After former Marion County Sheriff Chris Blair dropped out of the race for sheriff in July following charges of perjury and official misconduct, the remaining two candidates say they hope to put the agency back on the right path.
Either Democratic candidate Dennis McFatten or Republican candidate Billy Woods will become Marion County Sheriff on Nov. 8, and they both admit there have been past administrative problems in the agency.
Following Blair’s exit, Gov. Rick Scott appointed current interim Sheriff Emery Gainey, former director of law enforcement relations, victim services and criminal justice at the Florida attorney general’s office.
A point on which McFatten and Woods agree is that the use of excessive force is not a problem in the Marion County Sheriff’s Office anymore.
“It’s not an issue here,” Woods said. “It occurs.
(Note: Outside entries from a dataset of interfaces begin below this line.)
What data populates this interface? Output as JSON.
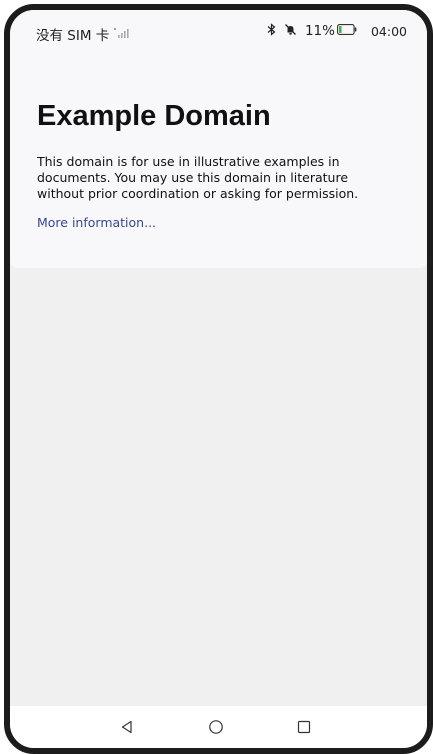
{
  "status_bar": {
    "carrier": "没有 SIM 卡",
    "battery_percent": "11%",
    "time": "04:00",
    "icons": [
      "signal-icon",
      "bluetooth-icon",
      "mute-icon",
      "battery-icon"
    ]
  },
  "page": {
    "title": "Example Domain",
    "body": "This domain is for use in illustrative examples in documents. You may use this domain in literature without prior coordination or asking for permission.",
    "link_label": "More information..."
  },
  "navigation": {
    "icons": [
      "back-icon",
      "home-icon",
      "recents-icon"
    ]
  },
  "colors": {
    "link": "#38488f",
    "frame": "#1c1c1c",
    "page_background": "#f0f0f1"
  }
}
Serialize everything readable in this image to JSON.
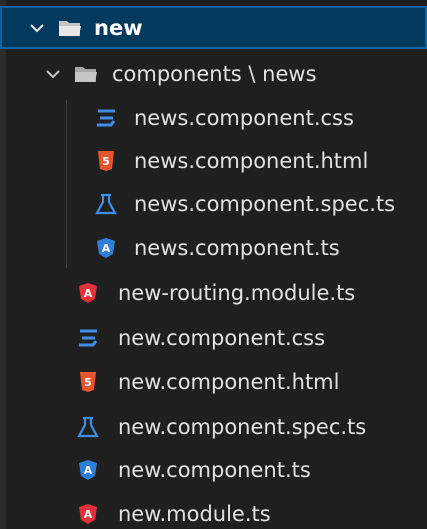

The key to it is that when it does occur, you handle it swiftly, correct it, eliminate it and ensure that the public knows it.”
McFatten discussed the importance of supervising officers and educating them as soon as signs of what could be construed as excessive force become apparent.
Woods and McFatten also agree the public needs to understand that officers are human and not perfect.
“Law enforcement is a tough job,” McFatten said. “It really is. We have a split second to make decisions, whereas everybody else can sit back and watch it on the news and make a decision. We call that the ‘Monday morning quarterbacking.’”
He’s a member of Progressive Union Missionary Baptist Church, where he is a deacon, Sunday school teacher and trustee. He is also a member of the Rotary Club of Belleview and the Community Network, and he is vice-chair of the Governor’s West Ocala Neighborhood Revitalization Council.
McFatten decided to run for sheriff about 10 months ago after receiving calls from people who were unhappy with the direction in which the agency was headed. He said he made the decision because of his love of the agency.
He said the biggest issues facing the sheriff’s office in 2017 are budgetary, something he said needs to be worked out with county commissioners.
Woods is a member of Meadowbrook Church. He is also involved with All About You Women’s Boutique, a non-profit organization to help women with breast cancer, and Relay For Life. Woods is also a board member for Marion County Senior Services and for the Public Safety Assistance Trust.
He decided to run for sheriff more than two years ago because, like McFatten, he did not like the direction in which the sheriff’s office was headed. He said he felt that it was time for him to bring something new to the agency.
Woods said that the biggest issue facing the Marion County Sheriff’s Office in 2017 is the low starting pay for deputies, which he believes can be improved through collaboration with county commissioners.
Where they stand on…
McFatten said he believes in the Second Amendment.
“We can’t be everywhere all the time to protect you,” he said. “So you have to protect yourself.”
However, he said that certain people, such as terrorists and the mentally ill, should not have access to guns — an issue he said needs to be worked out on a federal level.
Woods also said he believes in the Second Amendment.
He said he believes every law-abiding U.S. citizen has the right to bear, possess, buy and own guns.
Stand Your Ground
McFatten did not comment on Stand Your Ground.
Woods said that Stand Your Ground is a good law, but there are exceptions.
“We have the right to defend ourselves,” Woods said. “Just like anything we put in place, there are people who abuse it and take it the wrong way.”
Decriminalization of marijuana possession in small amounts
McFatten and Woods both said that the cost of putting people in jail for possessing marijuana is a factor to consider.
McFatten said the cost outweighs the crime itself.
“As sheriff of Marion County, we don’t make the laws; we just enforce them. So we have to abide by the laws,” he said. “To look at some different options when it comes to decriminalizing them and making small amounts a civil citation is very much in the forefront.”
Woods had a similar view, saying the cost of jailing individuals for possession of marijuana is something to take into consideration.
Making possession of small amounts of marijuana a civil offense reduces the jail population and therefore cuts costs, he said.
While he does not encourage the use of marijuana, Woods said, “we do need to move forward in society.”
Why should you vote for each candidate?
“The individual that’s going to be the next sheriff of Marion County should have a working knowledge of the Marion County Sheriff’s Office,” McFatten said. “I have that working knowledge.”
McFatten said he believes he can be the sheriff that Marion County residents want and one that’s going to do “the best job of anybody” and “hit the ground running.”
Woods cited his education, training, experience and leadership as reasons to vote for him as sheriff of Marion County.
“I think it’s important as a leader that we not only be a servant but also make sure that we are a steward for the people which we serve,” he said.